Smokers with a combination of two specific genes are at increased risk of becoming addicted to nicotine and developing lung cancer, finds a new study.
The cancer risk from these two genes appears to be even higher in smokers who consume 20 or fewer cigarettes a day, researchers found.
CAMH Scientist Dr. Rachel Tyndale and her team studied 417 lung cancer patients and a comparison group of 443 individuals with no cancer - all current or former smokers.
Each individual was classified as having a low, intermediate or high risk of heavier cigarette smoking or developing cancer, depending on which combination of gene variants they had.
The genetic profiles of study participants were linked to reports of cigarette smoking, a standard test of nicotine dependence, and lung cancer presence.

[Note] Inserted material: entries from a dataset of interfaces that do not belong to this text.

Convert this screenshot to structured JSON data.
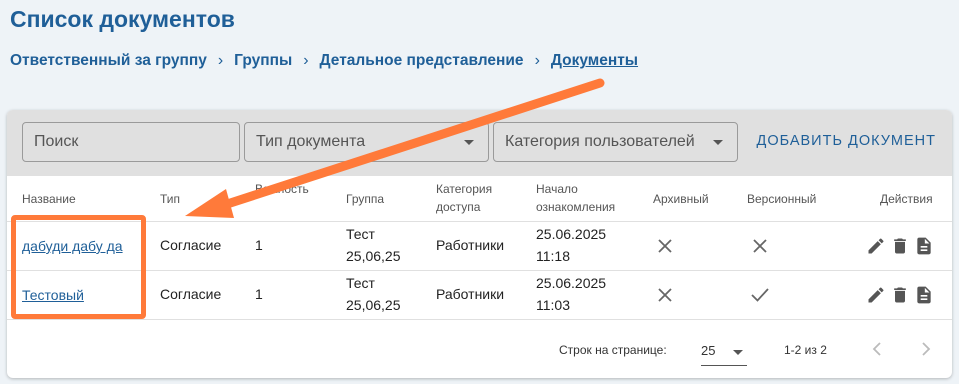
{
  "page": {
    "title": "Список документов"
  },
  "breadcrumbs": [
    {
      "label": "Ответственный за группу"
    },
    {
      "label": "Группы"
    },
    {
      "label": "Детальное представление"
    },
    {
      "label": "Документы"
    }
  ],
  "toolbar": {
    "search_placeholder": "Поиск",
    "doc_type_placeholder": "Тип документа",
    "user_category_placeholder": "Категория пользователей",
    "add_label": "ДОБАВИТЬ ДОКУМЕНТ"
  },
  "table": {
    "headers": {
      "name": "Название",
      "type": "Тип",
      "priority": "Важность",
      "group": "Группа",
      "category_1": "Категория",
      "category_2": "доступа",
      "start_1": "Начало",
      "start_2": "ознакомления",
      "archived": "Архивный",
      "versioned": "Версионный",
      "actions": "Действия"
    },
    "rows": [
      {
        "name": "дабуди дабу да",
        "type": "Согласие",
        "priority": "1",
        "group_1": "Тест",
        "group_2": "25,06,25",
        "category": "Работники",
        "date": "25.06.2025",
        "time": "11:18",
        "archived_icon": "close-icon",
        "versioned_icon": "close-icon"
      },
      {
        "name": "Тестовый",
        "type": "Согласие",
        "priority": "1",
        "group_1": "Тест",
        "group_2": "25,06,25",
        "category": "Работники",
        "date": "25.06.2025",
        "time": "11:03",
        "archived_icon": "close-icon",
        "versioned_icon": "check-icon"
      }
    ]
  },
  "pagination": {
    "rows_per_page_label": "Строк на странице:",
    "rows_per_page_value": "25",
    "range_label": "1-2 из 2"
  },
  "colors": {
    "accent": "#1f5f98",
    "highlight": "#ff7a3a"
  }
}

The genetic risk of lung cancer due to these two genes was highest among lighter smokers with both high-risk gene variations, compared to those with one or none of the high-risk gene variations.
"While heavier smoking increases the overall risk for lung cancer (as well as other health problems), our study looked specifically at the effects of these two genes on cancer risk, said Dr. Tyndale, who is also head of CAMH's Pharmacogenetics Lab. "We found the genetic risk from these two genes made a larger contribution among lighter smokers."

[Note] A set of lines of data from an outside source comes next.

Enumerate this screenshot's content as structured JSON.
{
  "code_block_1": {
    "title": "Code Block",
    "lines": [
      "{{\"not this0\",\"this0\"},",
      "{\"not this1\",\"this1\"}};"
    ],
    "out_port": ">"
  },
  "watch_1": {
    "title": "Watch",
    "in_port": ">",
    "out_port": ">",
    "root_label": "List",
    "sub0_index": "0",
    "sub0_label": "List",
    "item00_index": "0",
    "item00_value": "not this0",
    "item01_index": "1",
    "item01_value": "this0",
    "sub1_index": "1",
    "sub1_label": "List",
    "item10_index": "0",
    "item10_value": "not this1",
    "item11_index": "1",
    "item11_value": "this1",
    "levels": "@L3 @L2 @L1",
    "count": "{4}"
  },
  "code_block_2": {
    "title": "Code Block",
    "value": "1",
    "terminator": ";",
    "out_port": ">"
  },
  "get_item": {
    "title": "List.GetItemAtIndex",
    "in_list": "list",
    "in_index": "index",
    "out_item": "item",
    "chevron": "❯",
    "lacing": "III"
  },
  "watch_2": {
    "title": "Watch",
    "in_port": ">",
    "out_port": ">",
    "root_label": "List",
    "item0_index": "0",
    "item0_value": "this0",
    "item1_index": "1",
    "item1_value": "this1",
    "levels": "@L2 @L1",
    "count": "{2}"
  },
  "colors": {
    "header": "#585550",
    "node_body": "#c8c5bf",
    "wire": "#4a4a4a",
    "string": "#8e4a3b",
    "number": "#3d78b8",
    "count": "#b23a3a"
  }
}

The study was recently published in the Journal of the National Cancer Institute.